=== Section Start ===

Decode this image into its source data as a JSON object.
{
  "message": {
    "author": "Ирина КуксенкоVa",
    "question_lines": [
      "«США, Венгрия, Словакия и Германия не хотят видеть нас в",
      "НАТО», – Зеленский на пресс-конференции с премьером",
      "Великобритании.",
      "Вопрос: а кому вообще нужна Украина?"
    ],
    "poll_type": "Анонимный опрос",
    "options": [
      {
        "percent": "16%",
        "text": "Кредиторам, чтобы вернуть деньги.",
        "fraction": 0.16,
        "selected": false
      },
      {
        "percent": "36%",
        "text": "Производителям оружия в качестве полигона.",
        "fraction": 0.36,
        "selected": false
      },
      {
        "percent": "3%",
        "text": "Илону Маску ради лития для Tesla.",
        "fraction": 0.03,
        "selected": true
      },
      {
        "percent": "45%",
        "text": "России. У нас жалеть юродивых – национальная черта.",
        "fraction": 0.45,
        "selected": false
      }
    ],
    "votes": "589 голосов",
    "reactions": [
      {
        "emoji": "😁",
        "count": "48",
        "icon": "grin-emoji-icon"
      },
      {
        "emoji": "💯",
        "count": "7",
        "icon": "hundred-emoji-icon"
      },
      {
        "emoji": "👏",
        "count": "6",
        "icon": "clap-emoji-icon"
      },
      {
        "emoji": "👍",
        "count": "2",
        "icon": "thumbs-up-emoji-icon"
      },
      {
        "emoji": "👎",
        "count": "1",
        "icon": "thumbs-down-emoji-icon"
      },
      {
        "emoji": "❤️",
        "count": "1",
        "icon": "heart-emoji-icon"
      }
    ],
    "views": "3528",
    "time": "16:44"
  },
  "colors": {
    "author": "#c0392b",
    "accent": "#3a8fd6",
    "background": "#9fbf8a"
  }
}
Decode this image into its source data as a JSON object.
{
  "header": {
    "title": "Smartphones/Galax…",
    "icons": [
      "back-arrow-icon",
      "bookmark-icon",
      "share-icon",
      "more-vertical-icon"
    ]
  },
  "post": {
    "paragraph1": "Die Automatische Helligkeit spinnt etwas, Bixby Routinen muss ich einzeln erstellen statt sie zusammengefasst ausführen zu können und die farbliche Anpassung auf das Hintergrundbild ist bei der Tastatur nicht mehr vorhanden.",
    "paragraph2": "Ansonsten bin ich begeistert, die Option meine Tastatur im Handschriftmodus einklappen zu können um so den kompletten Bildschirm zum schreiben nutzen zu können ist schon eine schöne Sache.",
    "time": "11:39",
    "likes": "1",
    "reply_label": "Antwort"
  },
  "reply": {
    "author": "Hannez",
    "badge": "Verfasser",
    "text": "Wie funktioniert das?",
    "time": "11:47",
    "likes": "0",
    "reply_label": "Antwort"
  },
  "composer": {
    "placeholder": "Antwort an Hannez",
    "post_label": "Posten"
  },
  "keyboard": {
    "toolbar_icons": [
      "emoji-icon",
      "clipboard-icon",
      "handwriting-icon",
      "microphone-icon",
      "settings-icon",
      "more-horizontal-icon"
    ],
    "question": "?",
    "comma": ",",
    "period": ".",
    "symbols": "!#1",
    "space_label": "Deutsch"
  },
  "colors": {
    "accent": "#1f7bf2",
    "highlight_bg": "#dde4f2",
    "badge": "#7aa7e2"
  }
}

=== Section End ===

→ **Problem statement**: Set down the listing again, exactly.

→ **Answer**:
Decode this image into its source data as a JSON object.
{
  "message": {
    "author": "Ирина КуксенкоVa",
    "question_lines": [
      "«США, Венгрия, Словакия и Германия не хотят видеть нас в",
      "НАТО», – Зеленский на пресс-конференции с премьером",
      "Великобритании.",
      "Вопрос: а кому вообще нужна Украина?"
    ],
    "poll_type": "Анонимный опрос",
    "options": [
      {
        "percent": "16%",
        "text": "Кредиторам, чтобы вернуть деньги.",
        "fraction": 0.16,
        "selected": false
      },
      {
        "percent": "36%",
        "text": "Производителям оружия в качестве полигона.",
        "fraction": 0.36,
        "selected": false
      },
      {
        "percent": "3%",
        "text": "Илону Маску ради лития для Tesla.",
        "fraction": 0.03,
        "selected": true
      },
      {
        "percent": "45%",
        "text": "России. У нас жалеть юродивых – национальная черта.",
        "fraction": 0.45,
        "selected": false
      }
    ],
    "votes": "589 голосов",
    "reactions": [
      {
        "emoji": "😁",
        "count": "48",
        "icon": "grin-emoji-icon"
      },
      {
        "emoji": "💯",
        "count": "7",
        "icon": "hundred-emoji-icon"
      },
      {
        "emoji": "👏",
        "count": "6",
        "icon": "clap-emoji-icon"
      },
      {
        "emoji": "👍",
        "count": "2",
        "icon": "thumbs-up-emoji-icon"
      },
      {
        "emoji": "👎",
        "count": "1",
        "icon": "thumbs-down-emoji-icon"
      },
      {
        "emoji": "❤️",
        "count": "1",
        "icon": "heart-emoji-icon"
      }
    ],
    "views": "3528",
    "time": "16:44"
  },
  "colors": {
    "author": "#c0392b",
    "accent": "#3a8fd6",
    "background": "#9fbf8a"
  }
}
Decode this image into its source data as a JSON object.
{
  "header": {
    "title": "Smartphones/Galax…",
    "icons": [
      "back-arrow-icon",
      "bookmark-icon",
      "share-icon",
      "more-vertical-icon"
    ]
  },
  "post": {
    "paragraph1": "Die Automatische Helligkeit spinnt etwas, Bixby Routinen muss ich einzeln erstellen statt sie zusammengefasst ausführen zu können und die farbliche Anpassung auf das Hintergrundbild ist bei der Tastatur nicht mehr vorhanden.",
    "paragraph2": "Ansonsten bin ich begeistert, die Option meine Tastatur im Handschriftmodus einklappen zu können um so den kompletten Bildschirm zum schreiben nutzen zu können ist schon eine schöne Sache.",
    "time": "11:39",
    "likes": "1",
    "reply_label": "Antwort"
  },
  "reply": {
    "author": "Hannez",
    "badge": "Verfasser",
    "text": "Wie funktioniert das?",
    "time": "11:47",
    "likes": "0",
    "reply_label": "Antwort"
  },
  "composer": {
    "placeholder": "Antwort an Hannez",
    "post_label": "Posten"
  },
  "keyboard": {
    "toolbar_icons": [
      "emoji-icon",
      "clipboard-icon",
      "handwriting-icon",
      "microphone-icon",
      "settings-icon",
      "more-horizontal-icon"
    ],
    "question": "?",
    "comma": ",",
    "period": ".",
    "symbols": "!#1",
    "space_label": "Deutsch"
  },
  "colors": {
    "accent": "#1f7bf2",
    "highlight_bg": "#dde4f2",
    "badge": "#7aa7e2"
  }
}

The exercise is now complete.